POINT MUTATIONS - INSERTIONS AND DELETIONS
Point mutations are changes that occur to one or more base-pairs in the DNA nucleotide sequence. This can occur by insertion or deletion of a nucleotide or nucleotides. This results in frameshift mutations, where the triplet codons by which the genetic code is read during transcription changes, leading to deletion, addition, or inclusion of wrong of amino-acids.
Genetic code is stored in DNA as nucleotides that have four bases. The complementary pairs are adenine and thymine, and guanine and cytosine.
Any permanent change that occurs in this sequence is called a mutation. Mutations can sometimes be useful, but are usually harmful, as they change the genetic code for amino-acids production. As they are part of the DNA, these mutations are passed on to the next generations.

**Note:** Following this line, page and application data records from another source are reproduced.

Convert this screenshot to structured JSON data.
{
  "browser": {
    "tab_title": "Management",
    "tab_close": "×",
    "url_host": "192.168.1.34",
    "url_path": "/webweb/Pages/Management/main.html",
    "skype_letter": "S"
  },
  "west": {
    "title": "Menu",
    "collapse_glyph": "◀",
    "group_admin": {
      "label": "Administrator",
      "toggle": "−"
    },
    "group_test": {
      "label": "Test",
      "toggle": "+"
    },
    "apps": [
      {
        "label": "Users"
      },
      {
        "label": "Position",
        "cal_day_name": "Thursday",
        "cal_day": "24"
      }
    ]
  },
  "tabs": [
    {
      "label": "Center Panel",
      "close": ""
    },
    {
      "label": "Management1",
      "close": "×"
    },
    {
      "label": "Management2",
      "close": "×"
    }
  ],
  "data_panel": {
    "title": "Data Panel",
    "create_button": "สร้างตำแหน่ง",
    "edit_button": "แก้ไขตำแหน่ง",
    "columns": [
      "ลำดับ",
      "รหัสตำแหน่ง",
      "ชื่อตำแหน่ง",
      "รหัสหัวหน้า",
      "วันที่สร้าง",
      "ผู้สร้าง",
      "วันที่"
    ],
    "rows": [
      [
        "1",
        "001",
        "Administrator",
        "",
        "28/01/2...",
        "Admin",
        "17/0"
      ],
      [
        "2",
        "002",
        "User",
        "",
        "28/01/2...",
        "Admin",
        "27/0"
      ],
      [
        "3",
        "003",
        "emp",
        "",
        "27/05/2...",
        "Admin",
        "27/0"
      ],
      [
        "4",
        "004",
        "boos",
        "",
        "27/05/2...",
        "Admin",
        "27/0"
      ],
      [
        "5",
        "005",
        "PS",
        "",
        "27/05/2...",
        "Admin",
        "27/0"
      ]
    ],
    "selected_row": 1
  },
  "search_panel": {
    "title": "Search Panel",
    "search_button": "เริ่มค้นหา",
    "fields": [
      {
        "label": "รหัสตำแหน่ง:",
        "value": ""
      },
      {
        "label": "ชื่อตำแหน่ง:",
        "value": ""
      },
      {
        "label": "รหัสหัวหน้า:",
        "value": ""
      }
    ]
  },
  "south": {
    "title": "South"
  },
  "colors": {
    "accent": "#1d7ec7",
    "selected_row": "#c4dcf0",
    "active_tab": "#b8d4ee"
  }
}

Point mutations are mutations or changes caused in one or more of the base pairs. The changes are typically due to random mistakes during replication, but can be due to exposure to ultra-violet radiation, X-rays, and mutagenic chemicals. There are two types of point mutations: substitutions and insertions and deletions.
Substitution mutation occurs when one base is replaced incorrectly by another base, altering the genetic code, leading to silent mutations, missense mutations, and nonsense mutations. Insertions and deletions of bases leading to 'frameshift mutation' lead to changes that tend to be more serious.
The DNA nucleotide sequence are read in triplets called codons during transcription when RNA is formed. RNA in turn codes for the formation of amino-acids and proteins. Each codon codes for the synthesize of one amino-acid. There is also a special codon to signal the stop of synthesizes and it is called stop codon.
When the sequence of nucleotides changes, either due to insertion or deletion, the reading frame of this triplet codon is disturbed after the site of the point mutation. This change is called frameshift. The frameshift can result in a protein that is shorter, as the codon changes to a stop codon and the protein synthesis is stopped prematurely. This is similar to nonsense mutations. It can also be longer, or contain a string of wrong amino-acids, so that the protein produced is non-functional.
Sometimes, if the mutations involve deletion or insertion of three (or multiples of three) nucleotides, the frameshift could be preserved, in which case one (or more) codons are removed or added. So during protein formation one (or more) amino-acid is less or extra. In this case,depending on the position of the amino-acid, the protein could retain its functions.
Frameshift mutations can therefore be neutral or negative, and only rarely positive. In many cases, they lead to serious diseases.
Diseases due to insertions, deletions, and frameshift mutations
Insertion mutations cause Huntington's disease and 'fragile X syndrome' because of the addition or trinucleotide repeats. Deletion mutation causes '22q11.2 deletion syndrome',which leads to heart diseases and autoimmune disorders. Many diseases can arise due to frameshift mutations, like cystic fibrosis, Crohn' disease, and a variety of cancers.